What are these religions about?

This system of metaphysical thought which emerges from the readings of Edgar Cayce is a Christianized version of the mystery religions of ancient Egypt, Chaldea, Persia, India, and Greece. It fits the figure of Christ into the tradition of one God for all people, and places Him in His proper place, at the apex of the philosophical structure; He is the capstone of the pyramid - the Stone the builders rejected.

The mysteries were concerned with man's problem of freeing his soul from the world. In the mystery symbologies the earth was always represented as the underworld, and the soul was lost in this underworld until freed from it by wisdom, faith, and understanding. In the Greek mysteries, Persephone, was abducted by Pluto, Lord of Hades. Persephone is the soul of man, whose true home is in the heavens.

Jesus said He came to fulfull the law, and part of that law was the Cabala, the secret doctrine of the Jews - their version of the mysteries.

It is interesting to speculate on the fact that Edgar Cayce was raised in strict nineteenth centry Bible tradition, and suffered the greatest mental and emotional shock of his life when he discovered that in his spiritual readings he declared the truth of the mysteries and acclaimed Jesus as their crowning glory. Edgar Cayce had only a seventh grade education and consciously knew nothing of what he said under hypnosis. He was only versed in the Bible and had no high school or college background of any kind. Up until his revelations, Cayce had never heard of the mystery religions. Yet his readings check with everything about them that is known to be authentic.

The mystery religions were, then, a preparation for the coming of Jesus. He was the fruit of their efforts, and His message was a fuller revelation to the people at large of the mysteries themselves. In the scramble which Christianity made to establish itself as the dominant religion of the decaying Roman Empire, the mysteries were denied their proper place, since to grant that they had truth in them would justify their further existence.

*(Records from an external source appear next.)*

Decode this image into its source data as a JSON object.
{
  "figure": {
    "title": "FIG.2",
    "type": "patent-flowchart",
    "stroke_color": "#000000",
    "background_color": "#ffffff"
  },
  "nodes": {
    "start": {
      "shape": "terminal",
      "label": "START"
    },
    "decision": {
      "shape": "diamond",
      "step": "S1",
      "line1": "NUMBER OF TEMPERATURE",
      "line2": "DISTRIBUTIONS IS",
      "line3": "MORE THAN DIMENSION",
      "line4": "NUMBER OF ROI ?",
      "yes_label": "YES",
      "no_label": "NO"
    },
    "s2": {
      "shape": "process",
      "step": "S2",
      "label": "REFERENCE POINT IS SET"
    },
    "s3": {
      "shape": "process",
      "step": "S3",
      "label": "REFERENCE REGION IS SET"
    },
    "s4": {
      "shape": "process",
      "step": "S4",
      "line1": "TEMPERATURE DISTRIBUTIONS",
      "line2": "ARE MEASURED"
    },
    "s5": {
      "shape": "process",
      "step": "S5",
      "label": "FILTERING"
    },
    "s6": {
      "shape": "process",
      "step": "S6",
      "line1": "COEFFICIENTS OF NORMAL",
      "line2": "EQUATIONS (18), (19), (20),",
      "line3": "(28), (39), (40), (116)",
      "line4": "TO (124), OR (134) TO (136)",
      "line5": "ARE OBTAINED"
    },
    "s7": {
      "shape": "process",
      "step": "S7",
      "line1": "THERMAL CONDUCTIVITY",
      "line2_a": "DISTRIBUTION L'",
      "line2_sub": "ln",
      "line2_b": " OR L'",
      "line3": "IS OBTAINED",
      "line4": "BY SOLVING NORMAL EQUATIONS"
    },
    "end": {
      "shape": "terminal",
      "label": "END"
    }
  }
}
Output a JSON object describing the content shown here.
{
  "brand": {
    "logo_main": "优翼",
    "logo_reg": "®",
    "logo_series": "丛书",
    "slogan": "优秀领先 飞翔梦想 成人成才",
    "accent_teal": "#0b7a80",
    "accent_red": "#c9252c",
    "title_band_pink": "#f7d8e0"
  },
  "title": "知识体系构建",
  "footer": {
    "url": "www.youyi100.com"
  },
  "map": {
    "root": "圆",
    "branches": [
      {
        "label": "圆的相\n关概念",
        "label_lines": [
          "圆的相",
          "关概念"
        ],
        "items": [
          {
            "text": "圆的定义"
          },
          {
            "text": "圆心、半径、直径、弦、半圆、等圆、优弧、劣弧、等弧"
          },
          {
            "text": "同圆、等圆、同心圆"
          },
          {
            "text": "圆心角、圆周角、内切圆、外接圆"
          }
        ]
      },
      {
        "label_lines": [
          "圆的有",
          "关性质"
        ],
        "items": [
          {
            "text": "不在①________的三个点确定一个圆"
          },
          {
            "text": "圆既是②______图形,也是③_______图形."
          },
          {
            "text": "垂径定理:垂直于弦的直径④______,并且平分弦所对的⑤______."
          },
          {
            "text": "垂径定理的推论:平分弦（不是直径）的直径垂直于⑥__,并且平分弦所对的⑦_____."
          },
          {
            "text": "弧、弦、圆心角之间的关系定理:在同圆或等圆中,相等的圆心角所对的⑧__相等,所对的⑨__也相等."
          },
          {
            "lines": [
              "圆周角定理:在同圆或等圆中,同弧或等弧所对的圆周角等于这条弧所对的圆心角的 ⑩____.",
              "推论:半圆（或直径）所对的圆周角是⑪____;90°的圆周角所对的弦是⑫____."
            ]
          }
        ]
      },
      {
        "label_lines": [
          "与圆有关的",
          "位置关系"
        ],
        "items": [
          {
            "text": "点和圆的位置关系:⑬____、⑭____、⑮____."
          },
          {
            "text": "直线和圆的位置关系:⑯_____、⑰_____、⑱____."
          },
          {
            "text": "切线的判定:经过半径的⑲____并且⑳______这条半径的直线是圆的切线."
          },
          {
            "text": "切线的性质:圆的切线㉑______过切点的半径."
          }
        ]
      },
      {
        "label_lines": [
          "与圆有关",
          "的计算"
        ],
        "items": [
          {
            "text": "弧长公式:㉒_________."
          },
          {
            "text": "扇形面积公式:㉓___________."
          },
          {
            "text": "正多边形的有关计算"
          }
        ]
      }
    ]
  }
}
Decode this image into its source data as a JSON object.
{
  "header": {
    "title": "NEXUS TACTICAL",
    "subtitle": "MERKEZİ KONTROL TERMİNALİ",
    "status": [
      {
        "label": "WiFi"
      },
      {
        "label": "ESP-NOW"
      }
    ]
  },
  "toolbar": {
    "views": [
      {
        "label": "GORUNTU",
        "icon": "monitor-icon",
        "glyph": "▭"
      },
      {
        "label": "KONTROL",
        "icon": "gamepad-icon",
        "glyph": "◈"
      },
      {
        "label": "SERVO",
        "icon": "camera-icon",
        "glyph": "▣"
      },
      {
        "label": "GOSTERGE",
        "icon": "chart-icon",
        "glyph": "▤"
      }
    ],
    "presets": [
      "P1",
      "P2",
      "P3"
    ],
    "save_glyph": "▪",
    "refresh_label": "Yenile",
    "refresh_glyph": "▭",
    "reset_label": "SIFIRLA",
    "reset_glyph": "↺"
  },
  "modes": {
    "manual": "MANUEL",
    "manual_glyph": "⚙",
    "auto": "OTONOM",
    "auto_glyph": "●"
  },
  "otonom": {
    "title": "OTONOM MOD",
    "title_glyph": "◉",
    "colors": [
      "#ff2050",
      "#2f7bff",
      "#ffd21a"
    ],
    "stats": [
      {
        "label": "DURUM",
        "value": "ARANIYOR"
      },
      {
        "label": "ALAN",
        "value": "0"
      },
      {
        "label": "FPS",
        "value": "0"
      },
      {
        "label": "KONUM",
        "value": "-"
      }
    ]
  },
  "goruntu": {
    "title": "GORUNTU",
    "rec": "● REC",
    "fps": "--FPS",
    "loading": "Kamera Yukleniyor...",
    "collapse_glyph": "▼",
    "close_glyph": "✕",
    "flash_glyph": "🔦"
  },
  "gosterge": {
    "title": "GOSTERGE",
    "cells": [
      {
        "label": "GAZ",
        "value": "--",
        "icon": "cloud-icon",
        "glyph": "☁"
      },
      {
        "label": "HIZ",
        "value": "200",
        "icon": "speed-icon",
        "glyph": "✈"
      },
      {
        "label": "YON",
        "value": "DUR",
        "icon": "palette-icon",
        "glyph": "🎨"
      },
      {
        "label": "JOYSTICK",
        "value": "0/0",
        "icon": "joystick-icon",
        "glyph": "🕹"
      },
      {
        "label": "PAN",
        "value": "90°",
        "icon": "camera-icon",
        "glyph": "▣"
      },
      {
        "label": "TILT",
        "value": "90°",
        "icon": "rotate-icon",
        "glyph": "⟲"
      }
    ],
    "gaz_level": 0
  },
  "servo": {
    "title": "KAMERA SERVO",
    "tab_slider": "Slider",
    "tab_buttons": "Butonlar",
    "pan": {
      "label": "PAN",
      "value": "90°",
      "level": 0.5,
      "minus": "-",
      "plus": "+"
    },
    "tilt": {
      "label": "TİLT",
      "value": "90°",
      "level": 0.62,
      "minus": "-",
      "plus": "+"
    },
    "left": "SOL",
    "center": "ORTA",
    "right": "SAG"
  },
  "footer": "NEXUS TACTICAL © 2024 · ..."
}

The complex symbology employed by the mystery religions has survived fragmentarily in Christianity, notable in church architecture and in the sacrifice of the Mass. The early Christians used every means possible to conceal the pagan origin of their symbols, doctrines, and rituals. They either destroyed the sacred books of other peoples among whom they settled, or made them inaccessible to students of comparative philosophy, apparently believing that in this way they could stamp out all record of the pre-Christian origin of their doctrines. The doctrine of reincarnation and the Gnostic mysteries of Christ were thrown out by the Church in 553 A.D.